....whatever that is, as some-one famously said. (Or am I thinking of Prince Charles and 'love'?)

Whichever - it is so good to be back in working order again and in contact with 'the world'.

It has been our monthy Writers' Group this morning - ten members, all friendly, interested in words and enjoying talking about them. What more could anyone wish for?

Today we were also joined by our President, Mike Amos, who told us so many amusing stories and who joined in so well with our activities. I always leave 'Writers' full of enthusiasm for putting pen to paper.

We published a book last year called 'Trains of Thought' - proceeds went to the Wensleydale Railway, which is run by volunteers. The book contained two pieces by each member of our group, all on the subject of travel. I must say that we did rather well with it, running to a reprint and raising a considerable sum for the railway.

Now we are thinking about our next project, which we hope will be another book - called something like 'Flights of Fancy' - again two pieces by each member and the proceeds of this one going to our local Air Ambulance, which runs on contributions from the public. I have written one possible piece and this morning I had another idea just as I awoke. Isn't it strange how ideas can pop into one's head in that moment between sleeping and waking? So when I have finished the blog today and read a few of yours, I shall begin my next piece - it will be called
'The Magic Apron' and when I have done the rought draft I shall post it for your comments.

Home early from Writers in order to meet the computer engineer - everything mended - then lunch and then my walk with Tess. It did strike me on the walk that the muddy puddles at the side of the lane show just as much about our wildlife as a fall of snow does. There were lots of rabbit prints and pheasant prints along the sides of the lane. There is no shortage of either around here at the moment.

Just opposite our gate, on the other side of the lane, is a large deep blue patch of forget-me-nots. The colour is amazing and it is such a joy to see them on this dull day with a bitterly cold East wind blowing. It is also a joy to hear the blackbirds singing away - the weather doesn't seem to bother them at all.

See you again tomorrow. So lovely to be back.


I have been off-line for a couple of days - my internet light went off. It has been most frustrating but this morning the computer doctor came and all is now well (touch wood!). He thinks it was probably water getting into the line somewhere during our terrible weather on Sunday - when it rained incessantly here in the Dales. Without my computer I feel absolutely bereft.

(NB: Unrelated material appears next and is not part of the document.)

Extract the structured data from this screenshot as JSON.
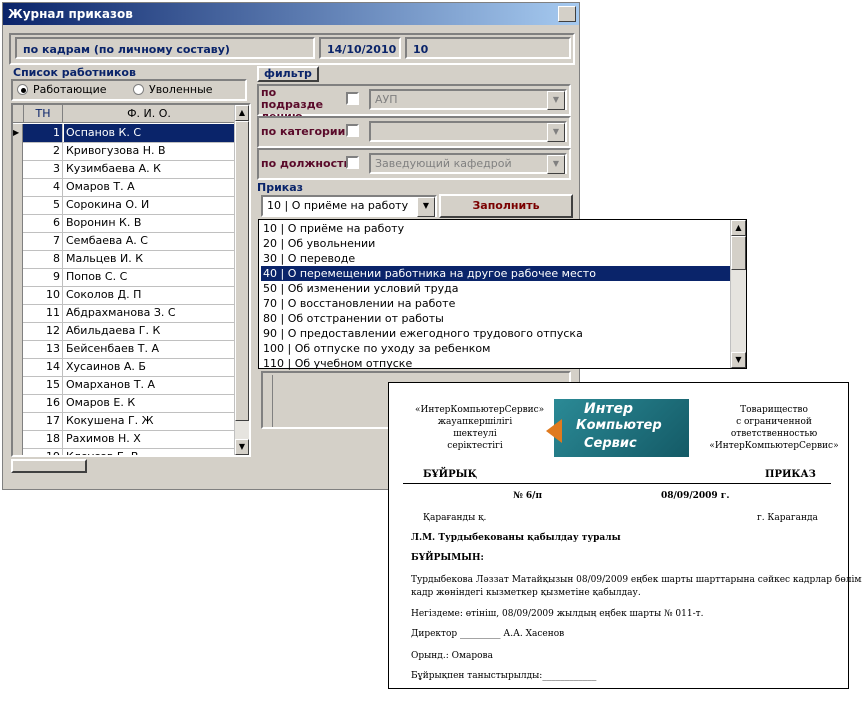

Hopefully, I will be back with a blog later today - but now it is taking the dog for her lunch-time walk which is top priority. See you soon.